Bitcoin Vs Ether: What's The Difference?

The idea for the creation of some kind of digital currency first came about sometime during the 1980s, but developers didn't have the tools  — neither the protocols nor the software — to create that currency at the time and on through the 1990s, per Analytics Insight. But even after the tools were made available, it would take more than another decade before an anonymous entity known as Satoshi Nakamoto would publish a paper proposing the existence of a "peer-to-peer version of electronic cash [which] would allow online payments to be sent directly from one party to another without going through a financial institution" (via

The brief, nine-page paper further proposed that in order to keep currency from being owned by several parties, or spent by one owner more than once (aka "double spend"), all transactions would be encrypted but kept in the public space, and would be verified by "a chain of digital signatures," similar to that of a digital ledger. Analytics Insight credits that paper and the ideas in it with the birth of Bitcoin.

While CNBC says there are nearly 20,000 different cryptocurrencies and blockchain platforms in the digital space today, not all of them are expected to survive in the event of an industry shakedown. For now at least, the top of the pack is dominated by two names: Bitcoin and Ether, which Forbes describes as the "Coca-Cola and Pepsi of the cryptocurrency space."

Bitcoin, explained

Bitcoin is cryptocurrency. It's universally accepted and is meant to be used to settle online or real-world transactions. Bitcoin didn't come into being until January 3, 2009, when "Satoshi Nakamoto," who wrote the original paper proposing the creation of peer-to-peer electronic cash, was listed as the miner for the first Bitcoin. 

Bitcoin's integrity is built on the premise that every one of its transactions is open to the entire network (aka "nodes") and that information on all current transactions is collected every 10 minutes by miners, verified by solving a crytograph, and added to a chain of verified electronic signatures known as the blockchain, per New Scientist magazine. The publication also says Bitcoin is safe because it uses cryptography designed by the U.S. National Security Agency, which makes it almost impossible to hack into. This means that anytime reports surface of cryptocurrencies being stolen by hackers, what it likely means is that the websites that host Bitcoin were hacked into, rather than any hackers breaking into the Bitcoin network itself.

There are a number of ways to get Bitcoin — one of them is to buy the crypto at a currency exchange in exchange for real money. You can also to pick up Bitcoin from apps like Robinhood, or through real-life brokers. You can even "mine" Bitcoin by guessing and solving cryptographical puzzles using powerful computers. As of now, there can be only 21 million Bitcoins in existence, only half of which have been mined, which has driven its price up.

Ether, explained

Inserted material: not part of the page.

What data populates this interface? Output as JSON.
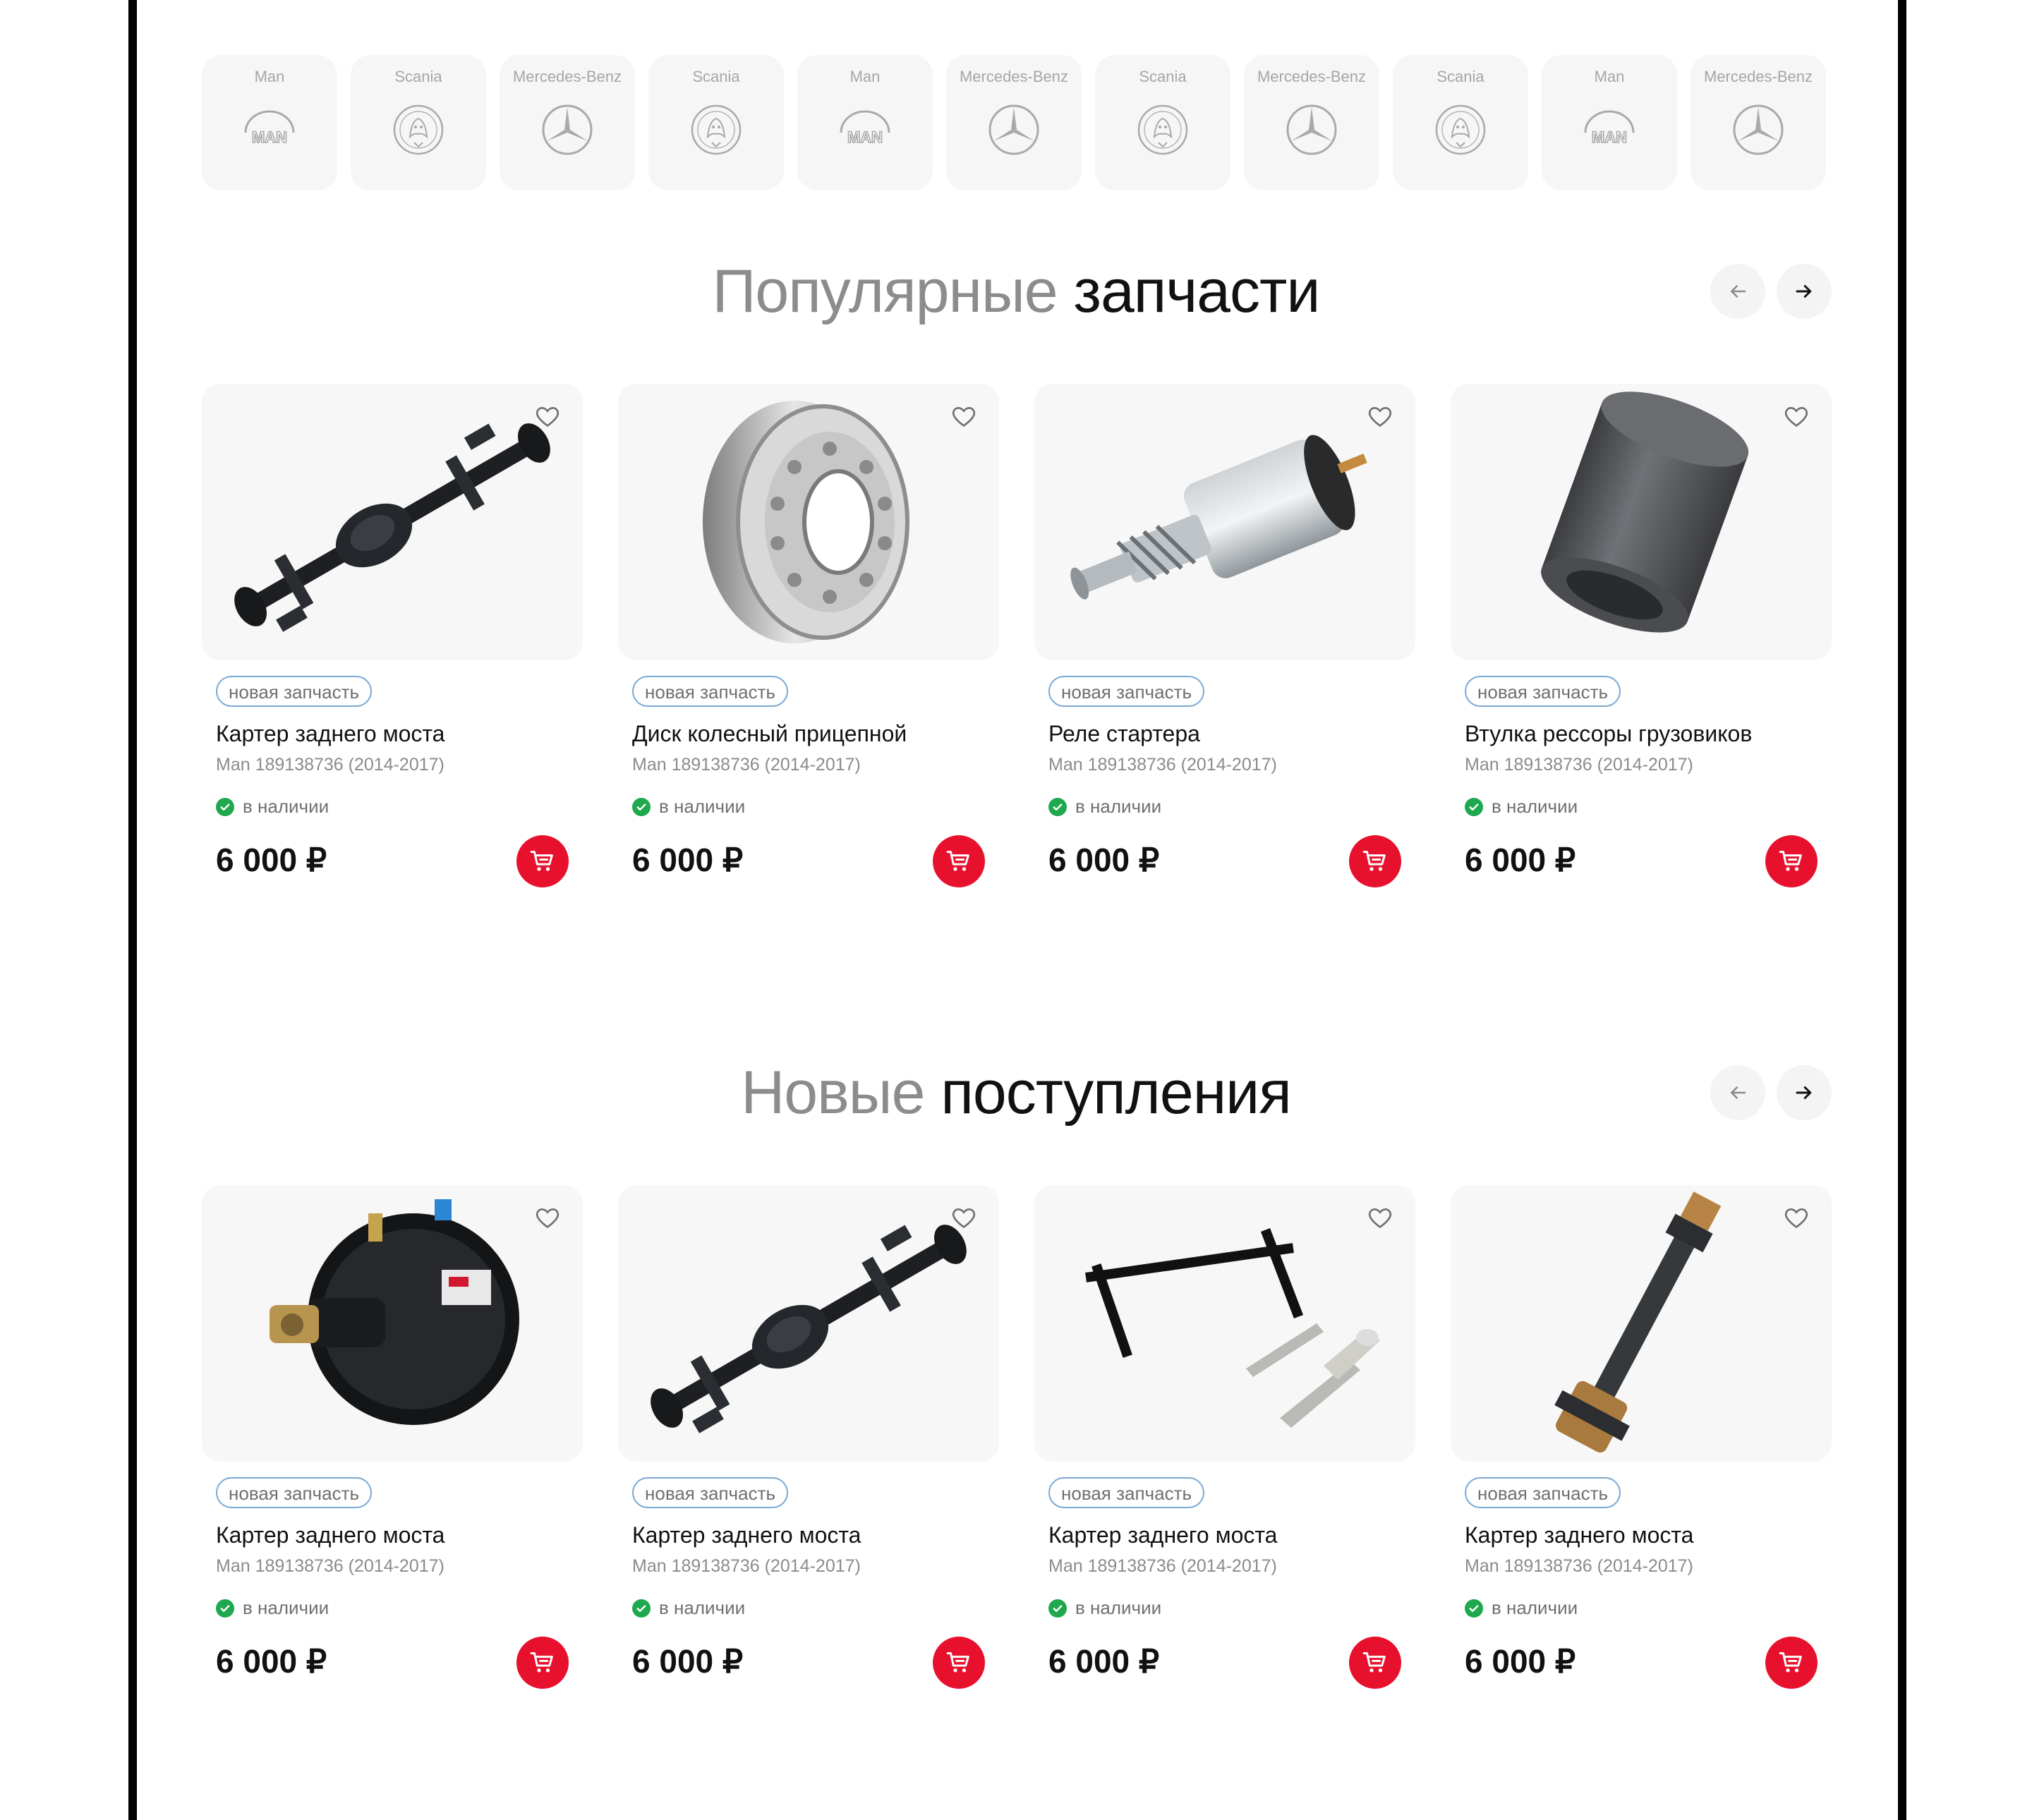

You might not have heard of Ether as much as you've heard of Ethereum, but the two are very much connected. Like Bitcoin, Ethereum began as a "project" and a white paper by Vitalik Buterin, which was meant to try and sort out the issues Bitcoin's creation had raised. According to CNBC, Buterin compared Bitcoin to a calculator that "does one thing well," while he considered Etherium to be more like a smartphone. 

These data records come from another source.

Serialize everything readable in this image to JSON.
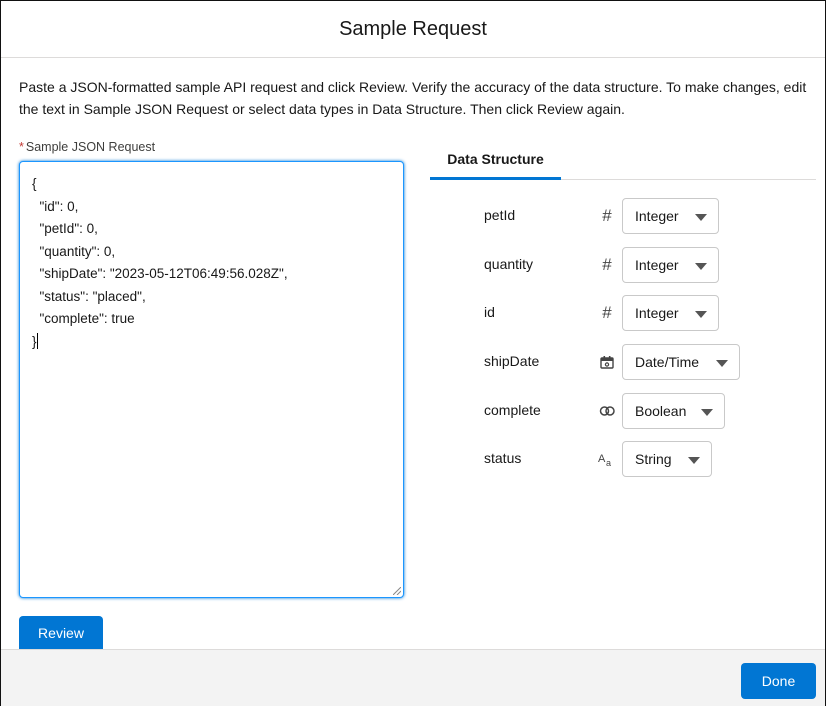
{
  "modal": {
    "title": "Sample Request",
    "instructions": "Paste a JSON-formatted sample API request and click Review. Verify the accuracy of the data structure. To make changes, edit the text in Sample JSON Request or select data types in Data Structure. Then click Review again."
  },
  "json_field": {
    "required_marker": "*",
    "label": "Sample JSON Request",
    "value": "{\n  \"id\": 0,\n  \"petId\": 0,\n  \"quantity\": 0,\n  \"shipDate\": \"2023-05-12T06:49:56.028Z\",\n  \"status\": \"placed\",\n  \"complete\": true\n}"
  },
  "tabs": [
    {
      "label": "Data Structure",
      "active": true
    }
  ],
  "data_structure": [
    {
      "name": "petId",
      "icon": "hash-icon",
      "glyph": "#",
      "type": "Integer"
    },
    {
      "name": "quantity",
      "icon": "hash-icon",
      "glyph": "#",
      "type": "Integer"
    },
    {
      "name": "id",
      "icon": "hash-icon",
      "glyph": "#",
      "type": "Integer"
    },
    {
      "name": "shipDate",
      "icon": "calendar-icon",
      "glyph": "",
      "type": "Date/Time"
    },
    {
      "name": "complete",
      "icon": "boolean-rings-icon",
      "glyph": "",
      "type": "Boolean"
    },
    {
      "name": "status",
      "icon": "text-type-icon",
      "glyph": "",
      "type": "String"
    }
  ],
  "buttons": {
    "review": "Review",
    "done": "Done"
  },
  "colors": {
    "brand": "#0176d3",
    "required": "#c23934",
    "footer_bg": "#f3f3f3"
  }
}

Unlike Bitcoin, which is a currency, Ethereum describes itself as a "marketplace of financial services, games, social networks, as well as other apps." Bitcoin's equivalent in the Ethereum world is the digital currency Ether (ETH), which can be used in the same way Bitcoin can be used — that is, to pay for goods and services, and to move money across borders without the hassle of going through a physical, third-party agency like a financial institution. But unlike Bitcoin, which can be used like cash, Ether can only be used within the Ethereum world. 

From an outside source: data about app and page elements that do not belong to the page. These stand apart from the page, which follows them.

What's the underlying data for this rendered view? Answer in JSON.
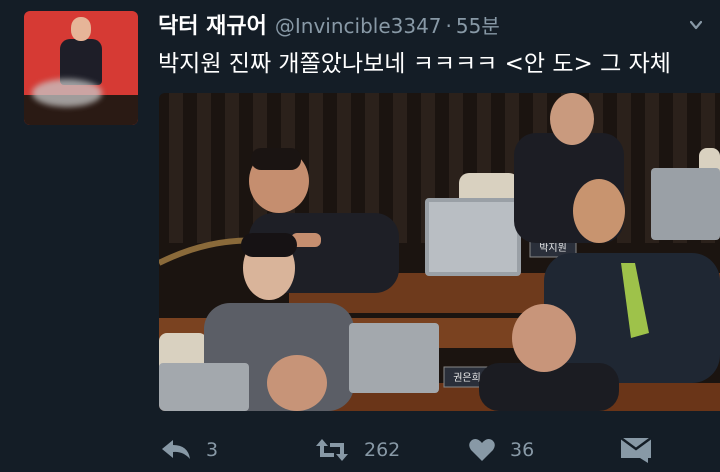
{
  "tweet": {
    "author": {
      "display_name": "닥터 재규어",
      "handle": "@Invincible3347",
      "separator": "·",
      "time": "55분"
    },
    "text": "박지원 진짜 개쫄았나보네 ㅋㅋㅋㅋ <안 도> 그 자체",
    "media": {
      "nameplates": [
        "박지원",
        "권은희"
      ]
    },
    "actions": {
      "reply": {
        "icon": "reply-icon",
        "count": "3"
      },
      "retweet": {
        "icon": "retweet-icon",
        "count": "262"
      },
      "like": {
        "icon": "heart-icon",
        "count": "36"
      },
      "message": {
        "icon": "direct-message-icon"
      }
    }
  },
  "colors": {
    "background": "#141d26",
    "text": "#ffffff",
    "muted": "#8899a6"
  }
}
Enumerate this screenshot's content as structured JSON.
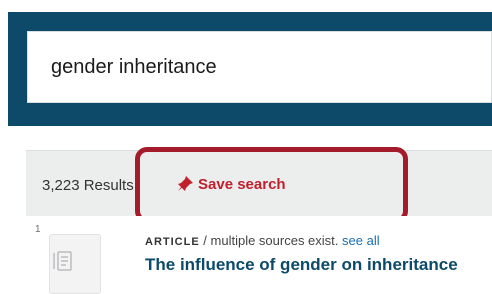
{
  "search": {
    "query": "gender inheritance"
  },
  "results_bar": {
    "count": "3,223 Results",
    "save_search_label": "Save search"
  },
  "result": {
    "number": "1",
    "type": "ARTICLE",
    "sources_text": "/ multiple sources exist.",
    "see_all": "see all",
    "title": "The influence of gender on inheritance"
  },
  "icons": {
    "save": "pushpin-icon",
    "thumbnail": "document-icon"
  },
  "colors": {
    "header": "#0d4a6a",
    "accent": "#c1202d",
    "highlight": "#a41c2b",
    "link": "#1a6fb2"
  }
}
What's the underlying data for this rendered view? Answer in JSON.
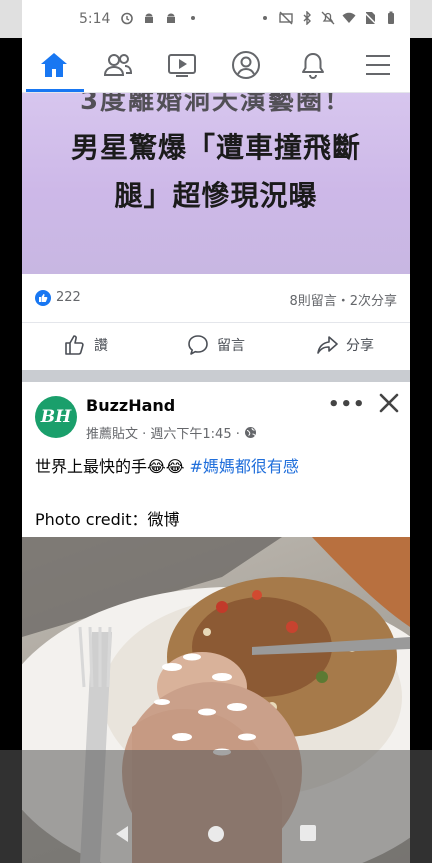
{
  "status_bar": {
    "time": "5:14"
  },
  "nav": {
    "items": [
      "home-icon",
      "friends-icon",
      "watch-icon",
      "profile-icon",
      "notifications-icon",
      "menu-icon"
    ],
    "accent": "#1877f2"
  },
  "post1": {
    "headline_cut": "3度離婚洞天演藝圈！",
    "headline_1": "男星驚爆「遭車撞飛斷",
    "headline_2": "腿」超慘現況曝",
    "like_count": "222",
    "comments_shares": "8則留言・2次分享",
    "actions": {
      "like": "讚",
      "comment": "留言",
      "share": "分享"
    }
  },
  "post2": {
    "avatar_text": "BH",
    "page_name": "BuzzHand",
    "meta_text": "推薦貼文 · 週六下午1:45 ·",
    "text_main": "世界上最快的手😂😂 ",
    "hashtag": "#媽媽都很有感",
    "credit": "Photo credit：微博",
    "avatar_color": "#1a9f6b"
  }
}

Before you can get hold of any Ether, you need to have an Ethereum wallet; once you have one, like Bitcoin, you can become an Ether miner and earn the currency by validating transactions that take place. You can also buy Ether, swap Ether for Bitcoin, or even get Ether transferred to you.

Other types of cryptocurrencies, explained

While there may be more than 20,000 cryptocurrencies in existence, the industry has already experienced a shakeup that's seen the failure of at least 1,000 different coins. Some of these failures were the result, ironically, of the involvement of big banks, whose presence cryptocurrencies were originally meant to negate; while others have been hurt by moves from hackers to steal cryptocurrencies from digital platforms, resulting in the loss of tens of millions of dollars. And in one of the most unusual cryptocurrency losses — the sudden death of a crypto founder meant that his passwords died with him, an event that led to the subsequent wipeout of $137 million dollars of unrecoverable investments. An auditor finally found his way into the system, only to find that everything had been liquidated before the founder died.

Still, there are a number of cryptocurrencies that credible financial advisers are happy to hang their hats on — one of them being Tether (USDT), which is considered a "stablecoin" because it's linked to something physical; in this case, the  U.S. dollar. Another crypto of note is the BNB, which is backed by Binance, considered to be one of the biggest crypto traders in the world. And you might have even heard of Dogecoin (and its Shiba Inu mascot), which has an unlimited number of coins..